Chelsea Picnic II

13th July 2008

The Show Must Go On!

“If you go down to the woods today
You’re sure of a big surprise
If you go down to the woods today
You better go in disguise
For every HOG that ever there was
Will gather there for certain because
Today’s the day the C&F HOGS have their picnic”


The Chelsea Picnic, first held last year, was declared a roaring success, and so it was one of the first events for 2008 to get pencilled at our annual planning meeting at the end of 2007 - C&F events are not just thrown together, you know. Months of meticulous planning are in order, to ensure we offer variety and inclusive fun for all our members. And so it was with the Chelsea Picnic II. It is important to remember that the great and good of the C&F Chapter are all volunteers, and that, however enthusiastic and generous they are of their time, occasionally, real life rather rudely comes knocking at the door. So it was that Messrs. Scott and Howers found themselves in the unenviable position of having to pass their respective batons to myself and Rob “Lee Majors” Warr late in the day to put on the usual, stylish show that is a C&F Sunday Ride Out.

Not off to the most auspicious of starts and still miffed that my only ride this year was snowed off in April, I was more than a little worried that we were not going to get a wheel turned. So, imagine my surprise when I rolled out of the garage on Sunday morning under a perfect blue sky. Now, that’s more like it!

Rob was at 611 bright and early, armed with croissants and coffee, and it was pleasing to see so many familiar faces and a good number of C&F ‘newbies’. Administrative duties completed, with everyone briefed and fuelled, we set off on our customary ‘quickest-route-out-of-town’ trundle through Putney and out onto the A3.

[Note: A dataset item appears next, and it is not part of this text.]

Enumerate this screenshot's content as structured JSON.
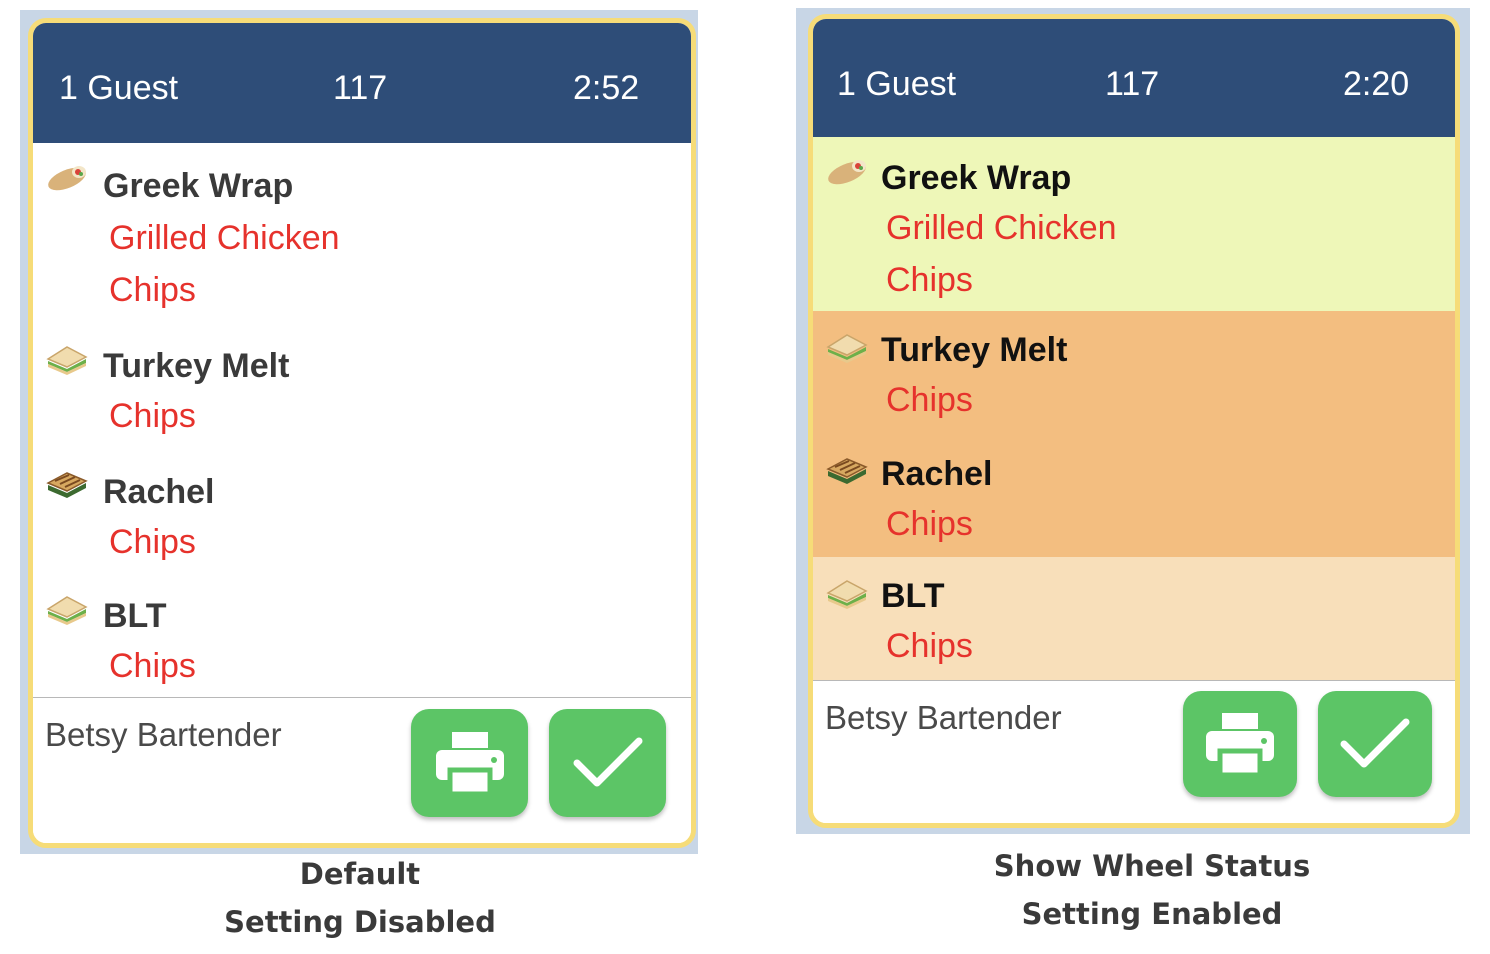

Instead of diving off at Hook or Tolworth, as we normally do, we carried on down to the ‘Hog’s Back’ and then on to Alton Station for a comfort break and a glimpse of some steam locomotives. Alas, the dreaded engineering works put paid to that little extra.

I am not, in any way, superstitious, but I was considering becoming so when my Garmin Zumo decided to throw a wobbler and refuse to start, and so for the second half of the ride I employed the tried and tested method of reading the road-signs, which was pretty straightforward until Winchester, as it was the A31 all the way!

Luckily for all, Rob and Lynn Ardley were on the ride and they have recently moved down to Southampton, so had some good up-to-date local knowledge. ‘Don’t go on the Motorway, as it is chocka with road works’ was the advice given. ‘Best to go through Romsey and drop down’. So that was the plan, except that the signs for Romsey dried up at the M3, so down the Motorway we went. As it happens, the traffic was not so bad, and did mean we could stop for fuel, which was most welcome for the early V-Rod boys. It also gave me the opportunity to gather a C&F road crew up at the front of the ride to ensure we negotiated the last leg of our ride with style and aplomb. We adopted our overseas formation of navigator at the front then me behind, dropping off road crew, and neatly navigated our way through the Sunday day-tripper traffic in a swan-like fashion. Big thanks to thank David O’Flaherty, Dave Mollison, Terry Ferguson and Sarah Papas.

I haven’t been to the New Forest for some time, but do remember that the ponies roam about pretty much anywhere. What I did not realise was just how many there are and that they are joined by their good mates, the cattle. I came to realise, as we carefully wound 35 Harleys around cows, bulls and calves munching on the Blackberry bushes that line the ditches, that the New Forest is theirs not ours. Which is pretty neat, I reckon, and long may it continue like that. So it took us a little while to get to our picnic site. I am not sure what the other picnickers made of our rumbling entourage, but their anxiety must surely have been allayed when the two toughest looking members of our group emerged from behind the Ice Cream hut with cornets (one vanilla, one strawberry).

Those of us who had brought picnics selected our ‘patch’ and settled down to a feast of sandwiches and cake. There were some pretty impressive spreads, including ice buckets and champers - with real ice! Top marks, there, I thought.

The ‘pub contingent’ were also well catered to - the nearest pub turned out to have a mini-beer festival, home made hamburgers and live music.

So everyone had a great day, knowing they had a decent ride home to look forward too.

Big thanks to Rob Warr, as always, and the C&F Road Captains, Rob and Lynn Ardley and my very own Mrs. P, for all pitching in and making the day another roaring success. Mr. Scott may have to fight me to get the Chelsea Picnic III back from me next year!

Andrew Papas - C&F Road Captain